• **About this exercise**: Look through the records, and wherever the string "JSON" turns up, copy out that line.

┌─ Material for this exercise

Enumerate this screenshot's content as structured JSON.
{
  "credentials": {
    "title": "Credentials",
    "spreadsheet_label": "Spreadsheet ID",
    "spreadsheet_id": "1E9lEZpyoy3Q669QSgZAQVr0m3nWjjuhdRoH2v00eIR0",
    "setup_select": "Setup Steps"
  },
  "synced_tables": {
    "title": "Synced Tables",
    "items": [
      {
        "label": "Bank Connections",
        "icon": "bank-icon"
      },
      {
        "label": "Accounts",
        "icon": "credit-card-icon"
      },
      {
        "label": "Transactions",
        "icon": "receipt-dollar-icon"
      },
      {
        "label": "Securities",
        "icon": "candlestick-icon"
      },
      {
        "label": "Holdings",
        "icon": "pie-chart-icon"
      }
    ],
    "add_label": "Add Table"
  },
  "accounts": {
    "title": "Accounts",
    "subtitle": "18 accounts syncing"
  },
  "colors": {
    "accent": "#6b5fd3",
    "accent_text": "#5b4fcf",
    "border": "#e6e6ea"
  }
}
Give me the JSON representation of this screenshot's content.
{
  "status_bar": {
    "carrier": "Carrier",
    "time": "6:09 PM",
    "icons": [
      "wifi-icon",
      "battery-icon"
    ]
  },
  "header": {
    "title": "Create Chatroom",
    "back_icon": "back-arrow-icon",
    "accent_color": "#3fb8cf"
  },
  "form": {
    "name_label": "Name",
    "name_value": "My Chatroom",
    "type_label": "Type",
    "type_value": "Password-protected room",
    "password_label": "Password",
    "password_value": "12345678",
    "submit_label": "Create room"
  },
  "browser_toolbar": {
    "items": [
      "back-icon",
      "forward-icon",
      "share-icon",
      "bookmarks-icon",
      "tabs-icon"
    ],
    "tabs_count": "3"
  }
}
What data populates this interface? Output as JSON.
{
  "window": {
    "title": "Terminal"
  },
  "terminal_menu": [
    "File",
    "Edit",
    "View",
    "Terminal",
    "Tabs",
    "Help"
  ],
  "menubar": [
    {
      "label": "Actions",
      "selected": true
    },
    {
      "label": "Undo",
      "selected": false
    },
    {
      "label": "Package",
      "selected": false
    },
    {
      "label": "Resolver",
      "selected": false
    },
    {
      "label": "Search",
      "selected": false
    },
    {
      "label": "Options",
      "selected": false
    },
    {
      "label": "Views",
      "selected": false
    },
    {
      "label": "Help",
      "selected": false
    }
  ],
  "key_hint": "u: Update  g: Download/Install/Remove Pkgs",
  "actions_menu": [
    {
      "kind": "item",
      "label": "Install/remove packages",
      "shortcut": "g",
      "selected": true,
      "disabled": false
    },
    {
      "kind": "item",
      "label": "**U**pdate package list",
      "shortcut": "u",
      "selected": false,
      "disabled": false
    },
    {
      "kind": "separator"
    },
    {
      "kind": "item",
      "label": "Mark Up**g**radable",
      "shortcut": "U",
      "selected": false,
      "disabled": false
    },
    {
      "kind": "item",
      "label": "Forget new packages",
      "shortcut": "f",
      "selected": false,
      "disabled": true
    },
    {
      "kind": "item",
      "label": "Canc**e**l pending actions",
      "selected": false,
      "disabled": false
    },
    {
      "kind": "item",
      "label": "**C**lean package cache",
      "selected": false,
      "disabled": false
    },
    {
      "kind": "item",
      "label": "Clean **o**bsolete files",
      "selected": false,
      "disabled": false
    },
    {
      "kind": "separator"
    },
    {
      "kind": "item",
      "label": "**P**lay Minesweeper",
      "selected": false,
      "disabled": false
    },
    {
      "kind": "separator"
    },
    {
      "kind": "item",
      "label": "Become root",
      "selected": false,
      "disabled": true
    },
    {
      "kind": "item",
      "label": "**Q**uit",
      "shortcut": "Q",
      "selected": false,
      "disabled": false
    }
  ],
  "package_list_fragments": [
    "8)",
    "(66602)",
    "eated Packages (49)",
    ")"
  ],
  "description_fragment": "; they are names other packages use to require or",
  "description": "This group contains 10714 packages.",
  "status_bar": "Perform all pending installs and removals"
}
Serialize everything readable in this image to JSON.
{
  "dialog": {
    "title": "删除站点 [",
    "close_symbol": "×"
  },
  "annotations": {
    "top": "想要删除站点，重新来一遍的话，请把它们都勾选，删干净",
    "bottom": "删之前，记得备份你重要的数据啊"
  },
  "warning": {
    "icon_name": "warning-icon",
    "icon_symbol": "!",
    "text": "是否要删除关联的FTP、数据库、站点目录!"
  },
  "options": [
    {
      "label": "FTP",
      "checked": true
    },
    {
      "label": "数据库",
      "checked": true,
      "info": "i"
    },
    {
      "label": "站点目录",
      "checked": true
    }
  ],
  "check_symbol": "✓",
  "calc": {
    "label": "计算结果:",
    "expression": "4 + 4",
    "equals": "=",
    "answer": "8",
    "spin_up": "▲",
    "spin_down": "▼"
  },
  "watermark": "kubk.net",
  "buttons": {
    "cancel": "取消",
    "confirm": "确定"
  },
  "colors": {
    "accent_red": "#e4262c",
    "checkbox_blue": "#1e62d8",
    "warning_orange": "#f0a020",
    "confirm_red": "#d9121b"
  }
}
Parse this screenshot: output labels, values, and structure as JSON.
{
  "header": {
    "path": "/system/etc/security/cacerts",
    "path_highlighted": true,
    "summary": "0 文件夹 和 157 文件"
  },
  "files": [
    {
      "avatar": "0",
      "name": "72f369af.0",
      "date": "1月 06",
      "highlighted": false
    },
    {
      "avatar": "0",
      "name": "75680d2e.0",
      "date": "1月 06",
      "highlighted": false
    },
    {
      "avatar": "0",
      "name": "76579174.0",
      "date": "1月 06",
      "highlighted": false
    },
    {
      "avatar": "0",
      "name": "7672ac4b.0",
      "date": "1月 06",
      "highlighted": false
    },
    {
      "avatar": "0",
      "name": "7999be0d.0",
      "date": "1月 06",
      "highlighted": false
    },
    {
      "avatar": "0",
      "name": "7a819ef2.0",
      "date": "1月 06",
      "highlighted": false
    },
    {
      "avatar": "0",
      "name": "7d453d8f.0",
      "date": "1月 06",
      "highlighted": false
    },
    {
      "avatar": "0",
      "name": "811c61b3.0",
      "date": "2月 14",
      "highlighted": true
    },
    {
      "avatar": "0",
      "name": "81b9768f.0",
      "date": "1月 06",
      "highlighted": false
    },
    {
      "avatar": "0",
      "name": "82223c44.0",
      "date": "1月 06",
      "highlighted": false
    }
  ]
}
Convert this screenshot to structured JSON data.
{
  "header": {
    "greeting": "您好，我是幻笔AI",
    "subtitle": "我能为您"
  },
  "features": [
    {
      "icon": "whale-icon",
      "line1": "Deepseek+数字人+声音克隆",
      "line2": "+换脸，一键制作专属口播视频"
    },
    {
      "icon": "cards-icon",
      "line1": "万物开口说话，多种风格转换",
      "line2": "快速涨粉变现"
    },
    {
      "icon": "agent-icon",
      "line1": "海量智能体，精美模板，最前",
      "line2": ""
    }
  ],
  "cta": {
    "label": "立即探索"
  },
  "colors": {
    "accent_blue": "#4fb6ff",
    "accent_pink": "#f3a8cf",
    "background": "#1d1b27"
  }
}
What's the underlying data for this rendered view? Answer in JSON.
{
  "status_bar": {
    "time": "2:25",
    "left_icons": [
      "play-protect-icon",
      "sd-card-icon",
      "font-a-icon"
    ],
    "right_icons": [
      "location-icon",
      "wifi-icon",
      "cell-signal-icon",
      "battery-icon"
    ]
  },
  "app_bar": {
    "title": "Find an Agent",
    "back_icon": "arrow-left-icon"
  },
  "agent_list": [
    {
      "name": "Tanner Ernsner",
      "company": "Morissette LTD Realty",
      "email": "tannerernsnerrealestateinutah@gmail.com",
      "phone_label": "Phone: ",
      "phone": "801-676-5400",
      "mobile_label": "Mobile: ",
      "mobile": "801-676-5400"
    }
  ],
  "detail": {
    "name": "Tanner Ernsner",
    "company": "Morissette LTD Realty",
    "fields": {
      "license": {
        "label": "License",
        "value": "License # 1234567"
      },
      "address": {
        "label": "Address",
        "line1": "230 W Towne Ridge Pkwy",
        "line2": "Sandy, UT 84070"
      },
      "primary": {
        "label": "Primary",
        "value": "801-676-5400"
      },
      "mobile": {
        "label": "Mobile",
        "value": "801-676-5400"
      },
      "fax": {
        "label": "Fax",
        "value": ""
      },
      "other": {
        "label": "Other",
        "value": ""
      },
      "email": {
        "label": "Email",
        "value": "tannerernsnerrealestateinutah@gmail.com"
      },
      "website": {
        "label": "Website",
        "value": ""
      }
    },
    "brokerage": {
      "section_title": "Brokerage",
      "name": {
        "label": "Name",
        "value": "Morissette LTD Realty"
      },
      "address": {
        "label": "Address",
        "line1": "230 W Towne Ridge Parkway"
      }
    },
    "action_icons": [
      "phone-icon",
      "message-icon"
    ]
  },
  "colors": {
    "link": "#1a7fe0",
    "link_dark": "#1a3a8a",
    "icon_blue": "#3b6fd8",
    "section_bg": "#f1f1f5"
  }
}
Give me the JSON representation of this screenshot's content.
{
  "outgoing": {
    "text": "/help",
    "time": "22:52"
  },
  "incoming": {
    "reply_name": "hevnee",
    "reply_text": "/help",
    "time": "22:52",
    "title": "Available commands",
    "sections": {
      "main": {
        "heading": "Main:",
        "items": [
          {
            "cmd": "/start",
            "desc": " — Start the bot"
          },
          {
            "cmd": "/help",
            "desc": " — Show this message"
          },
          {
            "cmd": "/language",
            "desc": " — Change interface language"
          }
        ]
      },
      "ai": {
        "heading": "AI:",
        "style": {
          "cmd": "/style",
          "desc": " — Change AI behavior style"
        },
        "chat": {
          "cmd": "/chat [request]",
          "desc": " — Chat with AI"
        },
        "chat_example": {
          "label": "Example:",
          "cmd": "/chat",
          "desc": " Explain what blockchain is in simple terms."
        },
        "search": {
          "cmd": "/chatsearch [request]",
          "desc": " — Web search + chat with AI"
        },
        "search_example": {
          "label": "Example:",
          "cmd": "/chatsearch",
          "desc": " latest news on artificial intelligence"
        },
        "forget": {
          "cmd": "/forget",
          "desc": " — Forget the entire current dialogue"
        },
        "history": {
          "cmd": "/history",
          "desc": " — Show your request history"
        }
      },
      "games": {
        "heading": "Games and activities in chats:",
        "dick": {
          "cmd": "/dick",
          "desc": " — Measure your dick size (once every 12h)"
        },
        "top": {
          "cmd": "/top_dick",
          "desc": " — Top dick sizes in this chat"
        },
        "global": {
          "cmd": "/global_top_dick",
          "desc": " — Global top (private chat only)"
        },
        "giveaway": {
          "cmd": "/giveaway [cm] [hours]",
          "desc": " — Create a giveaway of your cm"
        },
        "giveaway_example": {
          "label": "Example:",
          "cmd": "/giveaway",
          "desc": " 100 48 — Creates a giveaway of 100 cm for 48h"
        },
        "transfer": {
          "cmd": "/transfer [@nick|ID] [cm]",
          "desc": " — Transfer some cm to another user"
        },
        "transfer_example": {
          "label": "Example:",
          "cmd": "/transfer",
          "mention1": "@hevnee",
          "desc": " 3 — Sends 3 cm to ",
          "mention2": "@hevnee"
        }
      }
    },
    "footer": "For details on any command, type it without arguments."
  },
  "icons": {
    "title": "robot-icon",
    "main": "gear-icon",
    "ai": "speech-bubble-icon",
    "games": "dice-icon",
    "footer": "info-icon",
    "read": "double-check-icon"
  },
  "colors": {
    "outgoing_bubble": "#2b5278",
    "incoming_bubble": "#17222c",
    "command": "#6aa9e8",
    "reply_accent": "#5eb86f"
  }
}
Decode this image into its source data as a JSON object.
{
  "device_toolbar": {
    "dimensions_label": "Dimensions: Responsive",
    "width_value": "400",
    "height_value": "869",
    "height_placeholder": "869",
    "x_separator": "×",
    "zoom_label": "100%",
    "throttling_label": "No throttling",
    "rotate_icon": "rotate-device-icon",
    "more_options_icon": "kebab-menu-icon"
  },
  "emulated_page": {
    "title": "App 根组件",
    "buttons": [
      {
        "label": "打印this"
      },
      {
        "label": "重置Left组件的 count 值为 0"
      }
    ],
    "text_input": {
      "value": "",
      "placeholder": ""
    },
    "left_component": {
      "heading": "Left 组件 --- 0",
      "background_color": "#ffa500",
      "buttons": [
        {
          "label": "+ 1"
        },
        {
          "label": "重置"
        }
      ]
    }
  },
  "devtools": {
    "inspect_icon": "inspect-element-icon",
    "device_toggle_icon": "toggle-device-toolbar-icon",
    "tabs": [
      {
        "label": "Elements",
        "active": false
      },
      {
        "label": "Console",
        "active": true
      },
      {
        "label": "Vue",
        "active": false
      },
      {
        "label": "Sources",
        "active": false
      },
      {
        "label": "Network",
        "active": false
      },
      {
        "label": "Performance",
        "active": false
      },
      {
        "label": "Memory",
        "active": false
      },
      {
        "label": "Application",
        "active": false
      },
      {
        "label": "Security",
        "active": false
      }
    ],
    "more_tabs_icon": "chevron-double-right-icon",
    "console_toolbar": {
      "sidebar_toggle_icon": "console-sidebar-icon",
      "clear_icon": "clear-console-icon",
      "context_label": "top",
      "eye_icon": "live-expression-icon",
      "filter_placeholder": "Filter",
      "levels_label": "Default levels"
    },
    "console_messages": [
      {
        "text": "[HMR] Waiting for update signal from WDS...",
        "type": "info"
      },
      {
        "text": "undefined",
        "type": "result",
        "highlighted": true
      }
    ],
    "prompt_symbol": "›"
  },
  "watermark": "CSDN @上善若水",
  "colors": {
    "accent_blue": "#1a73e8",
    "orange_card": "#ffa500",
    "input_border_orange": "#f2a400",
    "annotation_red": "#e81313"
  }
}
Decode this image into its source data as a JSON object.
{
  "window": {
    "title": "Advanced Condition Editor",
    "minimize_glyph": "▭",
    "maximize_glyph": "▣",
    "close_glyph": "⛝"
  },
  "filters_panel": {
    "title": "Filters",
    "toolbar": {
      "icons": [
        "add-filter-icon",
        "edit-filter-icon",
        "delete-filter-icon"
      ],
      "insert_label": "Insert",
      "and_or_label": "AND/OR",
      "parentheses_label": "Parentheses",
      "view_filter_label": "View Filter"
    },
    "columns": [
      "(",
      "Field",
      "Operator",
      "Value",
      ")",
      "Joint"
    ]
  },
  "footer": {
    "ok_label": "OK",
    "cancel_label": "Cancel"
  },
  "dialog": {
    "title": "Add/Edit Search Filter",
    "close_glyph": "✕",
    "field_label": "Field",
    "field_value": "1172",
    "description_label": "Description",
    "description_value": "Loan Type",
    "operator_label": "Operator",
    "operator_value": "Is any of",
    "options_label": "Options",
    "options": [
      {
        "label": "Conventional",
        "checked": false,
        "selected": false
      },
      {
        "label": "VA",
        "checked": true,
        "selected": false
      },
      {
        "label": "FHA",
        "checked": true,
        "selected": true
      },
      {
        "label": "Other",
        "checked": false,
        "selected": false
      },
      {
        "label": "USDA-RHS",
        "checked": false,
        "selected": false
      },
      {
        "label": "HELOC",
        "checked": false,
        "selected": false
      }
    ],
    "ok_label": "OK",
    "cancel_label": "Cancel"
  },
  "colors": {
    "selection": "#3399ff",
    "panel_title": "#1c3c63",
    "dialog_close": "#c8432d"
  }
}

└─

• **Written solution**:
Enumerate this screenshot's content as structured JSON.
Give me the JSON representation of this screenshot's content.
What data populates this interface? Output as JSON.
Serialize everything readable in this image to JSON.
Parse this screenshot: output labels, values, and structure as JSON.
Convert this screenshot to structured JSON data.
What's the underlying data for this rendered view? Answer in JSON.
Give me the JSON representation of this screenshot's content.
Decode this image into its source data as a JSON object.
Decode this image into its source data as a JSON object.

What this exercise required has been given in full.